Yes, glass is reusable, but how many people are reusing it? Many people have a single-use mindset when it comes to containers, including glass. Likely, a glass bottle will still end up in a landfill. When disposed of, it can take a million years for glass to break down. In that time, it will also pose a danger to people and animals when shattered.

Then there's the issue of whether it's safe to reuse them. With health and contamination being serious concerns these days, its sanitary idea is even more questionable. Are the usual sterilization methods still effective in having clean glass bottles ready for reselling or containing juice?

Glass also creates more single-use waste when it needs to be transported through long distances. Because glass is much more fragile, it requires bigger boxes and more cushion, often styrofoam and bubble wrap. Neither of those is non-toxic, and they're always thrown into the trash once the product is unboxed.

Even when it's not BPA-free, plastic can take 500 years to decompose, which is far less time required compared to glass. Because they're made from natural resources, like corn starch, sawdust, and vegetable oils, bioplastics take only up to six months to decompose completely.

Plastic is also much more lightweight and durable to transport, so containers made of this material would require smaller boxes and less bubble wrap and styrofoam than glass. This produces less single-use waste.

What is BPA, and How Do I Know If the Plastic Has BPA?

BPA is a certain chemical that was frequently used to make plastics, beginning in the 1950s. While more plastic manufacturers are steering away from the harmful compound, it's still commonly found in other materials, such as epoxy resin.

What are the Effects of BPA Consumption?

Over time, BPA causes serious long-term health problems for people of all ages. It affects prostate glands, causing infertility among males, even those of fetuses still in the wombs pregnant mothers. It also causes chronic illnesses, namely cardiovascular diseases, obesity, high blood pressure, and diabetes.

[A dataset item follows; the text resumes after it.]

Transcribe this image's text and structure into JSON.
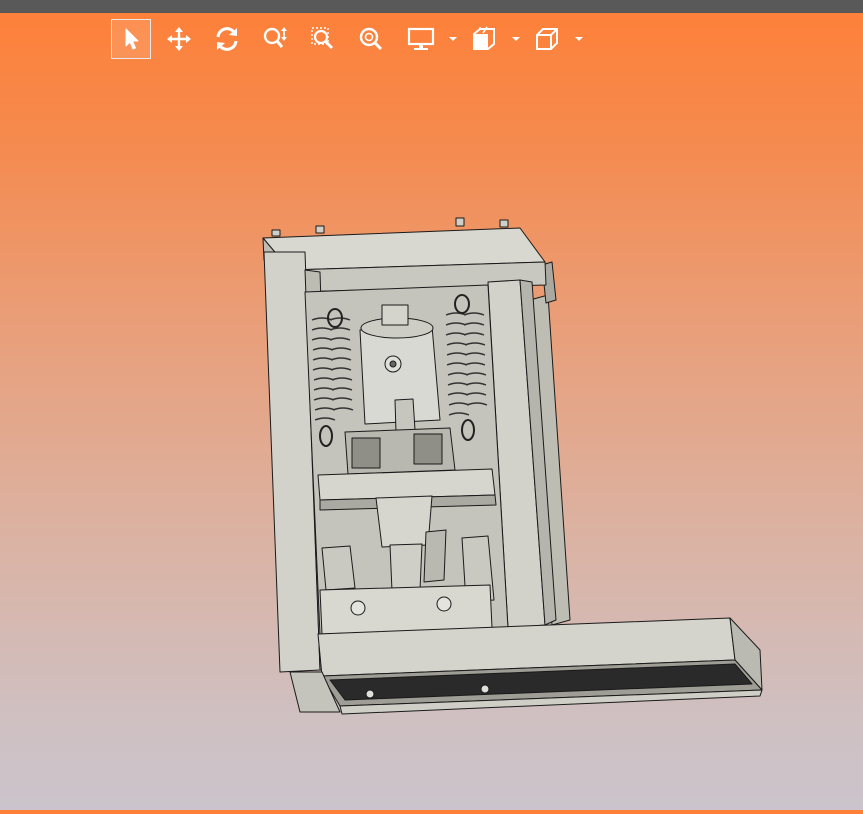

The FDA has found that BPA is safe when in very low levels. However, it's best to avoid them completely by using BPA-free plastic products.

Most BPA-free items will usually have a label on their surface to indicate this guarantee.
How Do I Know if Plastic Has BPA?

It's okay to feel the need to be sure that the products we use are safe. The trouble is, when you don't know what to look for, you won't be able to tell whether a plastic may or may not contain BPA. Here are a few tell-tale signs.
BPA Plastic is Clear

Opaque plastic products are safe and BPA-free. Lift an item to eye level, and check if you can see through it. This applies to even colored containers. Make sure you're in a well-lit area to be certain.

Microwaveable Plastic May Have BPA

Unfortunately, the tupperware you use for your lunch and heat in the office may contain levels of BPA. Also, if plastic is labeled level 7, it may have BPA. You can find the number indicator at the bottom center. However, keep in mind that these are only likely but not certain.

No BPA-Free Label

If it doesn't say so on the product itself, look for the words on the packaging. Should you throw it out already? No. Instead, look up information online. Many brands now have online stores with a description and a detailed list of specifications of each product. You can also reach out to their customer service and just ask.
Glass, or BPA-Free Plastic?

Before you decide to judge a product's sustainability by its packaging, remember that glass is no longer the superior choice. Improvements in the plastic industry to have more nature-friendly options, like BPA-free plastic, have made the material a smart choice for the earth-conscious. Give your plastic bottle a chance.